» TASK OBJECTIVE
Retype the entries below word for word, leaving none out.

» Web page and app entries
━━━━━━━━

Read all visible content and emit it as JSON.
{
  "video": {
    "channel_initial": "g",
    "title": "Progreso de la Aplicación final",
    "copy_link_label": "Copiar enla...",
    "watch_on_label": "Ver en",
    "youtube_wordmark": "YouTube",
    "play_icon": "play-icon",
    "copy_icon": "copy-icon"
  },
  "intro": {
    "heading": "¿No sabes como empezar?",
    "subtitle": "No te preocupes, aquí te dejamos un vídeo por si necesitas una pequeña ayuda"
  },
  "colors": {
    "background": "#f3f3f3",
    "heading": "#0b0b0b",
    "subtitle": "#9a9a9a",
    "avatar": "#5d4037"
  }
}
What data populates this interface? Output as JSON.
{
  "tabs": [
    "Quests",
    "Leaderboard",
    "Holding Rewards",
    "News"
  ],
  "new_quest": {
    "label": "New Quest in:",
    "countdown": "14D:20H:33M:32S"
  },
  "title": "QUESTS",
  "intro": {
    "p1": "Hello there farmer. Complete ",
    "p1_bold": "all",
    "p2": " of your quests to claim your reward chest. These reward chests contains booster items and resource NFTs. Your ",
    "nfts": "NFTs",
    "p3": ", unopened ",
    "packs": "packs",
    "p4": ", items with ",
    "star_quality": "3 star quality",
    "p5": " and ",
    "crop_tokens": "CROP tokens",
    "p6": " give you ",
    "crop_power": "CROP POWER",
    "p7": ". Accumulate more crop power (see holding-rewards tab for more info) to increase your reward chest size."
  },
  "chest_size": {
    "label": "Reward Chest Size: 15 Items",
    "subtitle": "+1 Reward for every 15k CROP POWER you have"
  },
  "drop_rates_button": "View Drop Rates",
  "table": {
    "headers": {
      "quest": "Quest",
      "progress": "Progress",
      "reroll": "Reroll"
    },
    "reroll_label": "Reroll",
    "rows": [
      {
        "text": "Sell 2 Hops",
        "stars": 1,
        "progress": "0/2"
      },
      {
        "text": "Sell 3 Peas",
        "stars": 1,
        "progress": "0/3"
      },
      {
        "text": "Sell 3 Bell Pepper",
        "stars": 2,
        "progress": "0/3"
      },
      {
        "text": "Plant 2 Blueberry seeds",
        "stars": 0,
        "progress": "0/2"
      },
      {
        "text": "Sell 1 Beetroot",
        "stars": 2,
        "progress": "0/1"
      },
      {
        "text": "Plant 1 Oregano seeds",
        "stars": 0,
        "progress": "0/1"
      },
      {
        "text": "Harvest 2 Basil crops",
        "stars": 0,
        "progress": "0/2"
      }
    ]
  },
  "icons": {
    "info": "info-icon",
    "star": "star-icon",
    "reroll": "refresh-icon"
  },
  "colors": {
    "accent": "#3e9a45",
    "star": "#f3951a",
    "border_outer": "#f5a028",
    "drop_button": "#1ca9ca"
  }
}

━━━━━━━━

» EXERCISE OUTPUT
Read all visible content and emit it as JSON.
{
  "video": {
    "channel_initial": "g",
    "title": "Progreso de la Aplicación final",
    "copy_link_label": "Copiar enla...",
    "watch_on_label": "Ver en",
    "youtube_wordmark": "YouTube",
    "play_icon": "play-icon",
    "copy_icon": "copy-icon"
  },
  "intro": {
    "heading": "¿No sabes como empezar?",
    "subtitle": "No te preocupes, aquí te dejamos un vídeo por si necesitas una pequeña ayuda"
  },
  "colors": {
    "background": "#f3f3f3",
    "heading": "#0b0b0b",
    "subtitle": "#9a9a9a",
    "avatar": "#5d4037"
  }
}
What data populates this interface? Output as JSON.
{
  "tabs": [
    "Quests",
    "Leaderboard",
    "Holding Rewards",
    "News"
  ],
  "new_quest": {
    "label": "New Quest in:",
    "countdown": "14D:20H:33M:32S"
  },
  "title": "QUESTS",
  "intro": {
    "p1": "Hello there farmer. Complete ",
    "p1_bold": "all",
    "p2": " of your quests to claim your reward chest. These reward chests contains booster items and resource NFTs. Your ",
    "nfts": "NFTs",
    "p3": ", unopened ",
    "packs": "packs",
    "p4": ", items with ",
    "star_quality": "3 star quality",
    "p5": " and ",
    "crop_tokens": "CROP tokens",
    "p6": " give you ",
    "crop_power": "CROP POWER",
    "p7": ". Accumulate more crop power (see holding-rewards tab for more info) to increase your reward chest size."
  },
  "chest_size": {
    "label": "Reward Chest Size: 15 Items",
    "subtitle": "+1 Reward for every 15k CROP POWER you have"
  },
  "drop_rates_button": "View Drop Rates",
  "table": {
    "headers": {
      "quest": "Quest",
      "progress": "Progress",
      "reroll": "Reroll"
    },
    "reroll_label": "Reroll",
    "rows": [
      {
        "text": "Sell 2 Hops",
        "stars": 1,
        "progress": "0/2"
      },
      {
        "text": "Sell 3 Peas",
        "stars": 1,
        "progress": "0/3"
      },
      {
        "text": "Sell 3 Bell Pepper",
        "stars": 2,
        "progress": "0/3"
      },
      {
        "text": "Plant 2 Blueberry seeds",
        "stars": 0,
        "progress": "0/2"
      },
      {
        "text": "Sell 1 Beetroot",
        "stars": 2,
        "progress": "0/1"
      },
      {
        "text": "Plant 1 Oregano seeds",
        "stars": 0,
        "progress": "0/1"
      },
      {
        "text": "Harvest 2 Basil crops",
        "stars": 0,
        "progress": "0/2"
      }
    ]
  },
  "icons": {
    "info": "info-icon",
    "star": "star-icon",
    "reroll": "refresh-icon"
  },
  "colors": {
    "accent": "#3e9a45",
    "star": "#f3951a",
    "border_outer": "#f5a028",
    "drop_button": "#1ca9ca"
  }
}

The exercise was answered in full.